● **What is required**
Make an exact copy of all the data.

● **Source material**
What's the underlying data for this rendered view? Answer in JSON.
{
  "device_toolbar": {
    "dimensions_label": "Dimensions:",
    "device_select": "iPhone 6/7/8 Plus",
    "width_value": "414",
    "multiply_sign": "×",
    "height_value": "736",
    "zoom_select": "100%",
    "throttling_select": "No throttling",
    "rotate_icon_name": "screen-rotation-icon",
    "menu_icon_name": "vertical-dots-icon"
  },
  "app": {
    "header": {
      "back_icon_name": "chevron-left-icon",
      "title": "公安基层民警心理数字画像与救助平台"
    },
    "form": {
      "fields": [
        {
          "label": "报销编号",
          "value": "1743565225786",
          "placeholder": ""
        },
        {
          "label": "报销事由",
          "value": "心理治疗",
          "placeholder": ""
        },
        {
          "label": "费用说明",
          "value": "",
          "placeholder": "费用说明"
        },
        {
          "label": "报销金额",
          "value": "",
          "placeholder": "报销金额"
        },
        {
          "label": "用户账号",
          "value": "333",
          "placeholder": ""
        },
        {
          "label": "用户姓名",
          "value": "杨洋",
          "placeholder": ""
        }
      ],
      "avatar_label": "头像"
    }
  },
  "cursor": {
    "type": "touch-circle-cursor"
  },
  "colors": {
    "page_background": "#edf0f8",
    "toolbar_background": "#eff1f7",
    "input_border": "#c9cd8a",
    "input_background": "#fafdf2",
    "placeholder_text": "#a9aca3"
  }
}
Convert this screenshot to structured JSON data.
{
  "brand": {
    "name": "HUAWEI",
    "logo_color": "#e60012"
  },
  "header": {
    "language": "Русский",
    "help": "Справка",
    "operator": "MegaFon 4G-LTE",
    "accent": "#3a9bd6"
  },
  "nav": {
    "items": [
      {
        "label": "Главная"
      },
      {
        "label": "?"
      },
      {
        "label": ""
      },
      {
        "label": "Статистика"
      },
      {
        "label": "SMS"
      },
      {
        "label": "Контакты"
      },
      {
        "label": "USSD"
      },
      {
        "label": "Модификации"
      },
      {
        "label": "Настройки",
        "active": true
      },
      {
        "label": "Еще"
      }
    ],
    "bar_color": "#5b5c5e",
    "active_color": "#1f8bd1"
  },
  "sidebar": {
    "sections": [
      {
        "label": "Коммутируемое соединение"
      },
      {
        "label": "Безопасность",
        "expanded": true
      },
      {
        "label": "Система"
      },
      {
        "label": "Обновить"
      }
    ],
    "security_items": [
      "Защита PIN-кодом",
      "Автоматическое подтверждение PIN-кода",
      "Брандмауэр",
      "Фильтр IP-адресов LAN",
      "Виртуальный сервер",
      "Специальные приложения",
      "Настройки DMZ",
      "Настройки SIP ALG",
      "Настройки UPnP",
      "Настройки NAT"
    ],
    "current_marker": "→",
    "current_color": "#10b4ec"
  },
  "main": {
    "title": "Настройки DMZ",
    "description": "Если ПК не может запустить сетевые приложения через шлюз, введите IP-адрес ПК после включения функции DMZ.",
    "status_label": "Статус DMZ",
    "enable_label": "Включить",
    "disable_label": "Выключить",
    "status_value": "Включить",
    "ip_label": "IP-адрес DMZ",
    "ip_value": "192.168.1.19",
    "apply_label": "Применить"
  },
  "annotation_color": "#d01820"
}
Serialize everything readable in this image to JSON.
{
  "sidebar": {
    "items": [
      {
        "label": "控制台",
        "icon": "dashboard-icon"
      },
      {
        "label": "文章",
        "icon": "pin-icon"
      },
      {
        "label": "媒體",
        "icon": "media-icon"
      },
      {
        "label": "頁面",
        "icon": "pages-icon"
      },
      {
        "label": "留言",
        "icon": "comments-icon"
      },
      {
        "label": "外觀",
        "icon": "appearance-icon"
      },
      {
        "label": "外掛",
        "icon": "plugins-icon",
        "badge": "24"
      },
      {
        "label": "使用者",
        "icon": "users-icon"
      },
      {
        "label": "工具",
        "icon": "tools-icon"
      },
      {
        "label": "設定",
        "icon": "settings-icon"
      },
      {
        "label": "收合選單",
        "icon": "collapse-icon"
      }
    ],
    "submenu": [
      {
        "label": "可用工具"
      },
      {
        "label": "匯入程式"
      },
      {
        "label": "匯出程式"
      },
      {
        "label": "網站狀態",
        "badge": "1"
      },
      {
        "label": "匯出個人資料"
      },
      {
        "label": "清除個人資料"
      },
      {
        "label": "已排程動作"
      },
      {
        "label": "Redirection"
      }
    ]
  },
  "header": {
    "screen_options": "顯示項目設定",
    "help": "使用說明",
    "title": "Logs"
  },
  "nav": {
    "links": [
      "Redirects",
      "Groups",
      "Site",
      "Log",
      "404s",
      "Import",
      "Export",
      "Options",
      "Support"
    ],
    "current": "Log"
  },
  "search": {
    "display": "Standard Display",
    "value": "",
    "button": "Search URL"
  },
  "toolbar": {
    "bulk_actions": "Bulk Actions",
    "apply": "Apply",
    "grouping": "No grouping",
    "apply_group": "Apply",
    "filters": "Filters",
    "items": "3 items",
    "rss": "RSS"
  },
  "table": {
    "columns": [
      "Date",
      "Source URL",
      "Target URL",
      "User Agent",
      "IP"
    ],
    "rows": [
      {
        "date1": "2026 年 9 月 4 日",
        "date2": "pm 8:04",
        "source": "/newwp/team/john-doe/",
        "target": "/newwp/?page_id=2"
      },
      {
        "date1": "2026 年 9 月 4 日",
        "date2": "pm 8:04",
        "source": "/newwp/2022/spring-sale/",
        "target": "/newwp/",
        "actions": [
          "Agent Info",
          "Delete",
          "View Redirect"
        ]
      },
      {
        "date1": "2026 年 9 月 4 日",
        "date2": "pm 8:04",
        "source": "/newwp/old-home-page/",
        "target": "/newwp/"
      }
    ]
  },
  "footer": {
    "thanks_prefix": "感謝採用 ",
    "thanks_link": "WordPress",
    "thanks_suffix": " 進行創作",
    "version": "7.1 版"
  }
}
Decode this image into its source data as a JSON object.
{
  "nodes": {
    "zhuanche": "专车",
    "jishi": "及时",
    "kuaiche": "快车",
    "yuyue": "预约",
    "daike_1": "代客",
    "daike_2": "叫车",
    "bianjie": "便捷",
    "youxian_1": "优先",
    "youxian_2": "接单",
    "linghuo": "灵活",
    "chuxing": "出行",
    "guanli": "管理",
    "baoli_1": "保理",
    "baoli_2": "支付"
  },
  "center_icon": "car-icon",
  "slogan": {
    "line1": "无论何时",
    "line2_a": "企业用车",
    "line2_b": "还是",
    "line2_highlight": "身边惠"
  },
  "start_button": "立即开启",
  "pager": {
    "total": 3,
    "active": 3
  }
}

● **Response**
What's the underlying data for this rendered view? Answer in JSON.
{
  "device_toolbar": {
    "dimensions_label": "Dimensions:",
    "device_select": "iPhone 6/7/8 Plus",
    "width_value": "414",
    "multiply_sign": "×",
    "height_value": "736",
    "zoom_select": "100%",
    "throttling_select": "No throttling",
    "rotate_icon_name": "screen-rotation-icon",
    "menu_icon_name": "vertical-dots-icon"
  },
  "app": {
    "header": {
      "back_icon_name": "chevron-left-icon",
      "title": "公安基层民警心理数字画像与救助平台"
    },
    "form": {
      "fields": [
        {
          "label": "报销编号",
          "value": "1743565225786",
          "placeholder": ""
        },
        {
          "label": "报销事由",
          "value": "心理治疗",
          "placeholder": ""
        },
        {
          "label": "费用说明",
          "value": "",
          "placeholder": "费用说明"
        },
        {
          "label": "报销金额",
          "value": "",
          "placeholder": "报销金额"
        },
        {
          "label": "用户账号",
          "value": "333",
          "placeholder": ""
        },
        {
          "label": "用户姓名",
          "value": "杨洋",
          "placeholder": ""
        }
      ],
      "avatar_label": "头像"
    }
  },
  "cursor": {
    "type": "touch-circle-cursor"
  },
  "colors": {
    "page_background": "#edf0f8",
    "toolbar_background": "#eff1f7",
    "input_border": "#c9cd8a",
    "input_background": "#fafdf2",
    "placeholder_text": "#a9aca3"
  }
}
Convert this screenshot to structured JSON data.
{
  "brand": {
    "name": "HUAWEI",
    "logo_color": "#e60012"
  },
  "header": {
    "language": "Русский",
    "help": "Справка",
    "operator": "MegaFon 4G-LTE",
    "accent": "#3a9bd6"
  },
  "nav": {
    "items": [
      {
        "label": "Главная"
      },
      {
        "label": "?"
      },
      {
        "label": ""
      },
      {
        "label": "Статистика"
      },
      {
        "label": "SMS"
      },
      {
        "label": "Контакты"
      },
      {
        "label": "USSD"
      },
      {
        "label": "Модификации"
      },
      {
        "label": "Настройки",
        "active": true
      },
      {
        "label": "Еще"
      }
    ],
    "bar_color": "#5b5c5e",
    "active_color": "#1f8bd1"
  },
  "sidebar": {
    "sections": [
      {
        "label": "Коммутируемое соединение"
      },
      {
        "label": "Безопасность",
        "expanded": true
      },
      {
        "label": "Система"
      },
      {
        "label": "Обновить"
      }
    ],
    "security_items": [
      "Защита PIN-кодом",
      "Автоматическое подтверждение PIN-кода",
      "Брандмауэр",
      "Фильтр IP-адресов LAN",
      "Виртуальный сервер",
      "Специальные приложения",
      "Настройки DMZ",
      "Настройки SIP ALG",
      "Настройки UPnP",
      "Настройки NAT"
    ],
    "current_marker": "→",
    "current_color": "#10b4ec"
  },
  "main": {
    "title": "Настройки DMZ",
    "description": "Если ПК не может запустить сетевые приложения через шлюз, введите IP-адрес ПК после включения функции DMZ.",
    "status_label": "Статус DMZ",
    "enable_label": "Включить",
    "disable_label": "Выключить",
    "status_value": "Включить",
    "ip_label": "IP-адрес DMZ",
    "ip_value": "192.168.1.19",
    "apply_label": "Применить"
  },
  "annotation_color": "#d01820"
}
Serialize everything readable in this image to JSON.
{
  "sidebar": {
    "items": [
      {
        "label": "控制台",
        "icon": "dashboard-icon"
      },
      {
        "label": "文章",
        "icon": "pin-icon"
      },
      {
        "label": "媒體",
        "icon": "media-icon"
      },
      {
        "label": "頁面",
        "icon": "pages-icon"
      },
      {
        "label": "留言",
        "icon": "comments-icon"
      },
      {
        "label": "外觀",
        "icon": "appearance-icon"
      },
      {
        "label": "外掛",
        "icon": "plugins-icon",
        "badge": "24"
      },
      {
        "label": "使用者",
        "icon": "users-icon"
      },
      {
        "label": "工具",
        "icon": "tools-icon"
      },
      {
        "label": "設定",
        "icon": "settings-icon"
      },
      {
        "label": "收合選單",
        "icon": "collapse-icon"
      }
    ],
    "submenu": [
      {
        "label": "可用工具"
      },
      {
        "label": "匯入程式"
      },
      {
        "label": "匯出程式"
      },
      {
        "label": "網站狀態",
        "badge": "1"
      },
      {
        "label": "匯出個人資料"
      },
      {
        "label": "清除個人資料"
      },
      {
        "label": "已排程動作"
      },
      {
        "label": "Redirection"
      }
    ]
  },
  "header": {
    "screen_options": "顯示項目設定",
    "help": "使用說明",
    "title": "Logs"
  },
  "nav": {
    "links": [
      "Redirects",
      "Groups",
      "Site",
      "Log",
      "404s",
      "Import",
      "Export",
      "Options",
      "Support"
    ],
    "current": "Log"
  },
  "search": {
    "display": "Standard Display",
    "value": "",
    "button": "Search URL"
  },
  "toolbar": {
    "bulk_actions": "Bulk Actions",
    "apply": "Apply",
    "grouping": "No grouping",
    "apply_group": "Apply",
    "filters": "Filters",
    "items": "3 items",
    "rss": "RSS"
  },
  "table": {
    "columns": [
      "Date",
      "Source URL",
      "Target URL",
      "User Agent",
      "IP"
    ],
    "rows": [
      {
        "date1": "2026 年 9 月 4 日",
        "date2": "pm 8:04",
        "source": "/newwp/team/john-doe/",
        "target": "/newwp/?page_id=2"
      },
      {
        "date1": "2026 年 9 月 4 日",
        "date2": "pm 8:04",
        "source": "/newwp/2022/spring-sale/",
        "target": "/newwp/",
        "actions": [
          "Agent Info",
          "Delete",
          "View Redirect"
        ]
      },
      {
        "date1": "2026 年 9 月 4 日",
        "date2": "pm 8:04",
        "source": "/newwp/old-home-page/",
        "target": "/newwp/"
      }
    ]
  },
  "footer": {
    "thanks_prefix": "感謝採用 ",
    "thanks_link": "WordPress",
    "thanks_suffix": " 進行創作",
    "version": "7.1 版"
  }
}
Decode this image into its source data as a JSON object.
{
  "nodes": {
    "zhuanche": "专车",
    "jishi": "及时",
    "kuaiche": "快车",
    "yuyue": "预约",
    "daike_1": "代客",
    "daike_2": "叫车",
    "bianjie": "便捷",
    "youxian_1": "优先",
    "youxian_2": "接单",
    "linghuo": "灵活",
    "chuxing": "出行",
    "guanli": "管理",
    "baoli_1": "保理",
    "baoli_2": "支付"
  },
  "center_icon": "car-icon",
  "slogan": {
    "line1": "无论何时",
    "line2_a": "企业用车",
    "line2_b": "还是",
    "line2_highlight": "身边惠"
  },
  "start_button": "立即开启",
  "pager": {
    "total": 3,
    "active": 3
  }
}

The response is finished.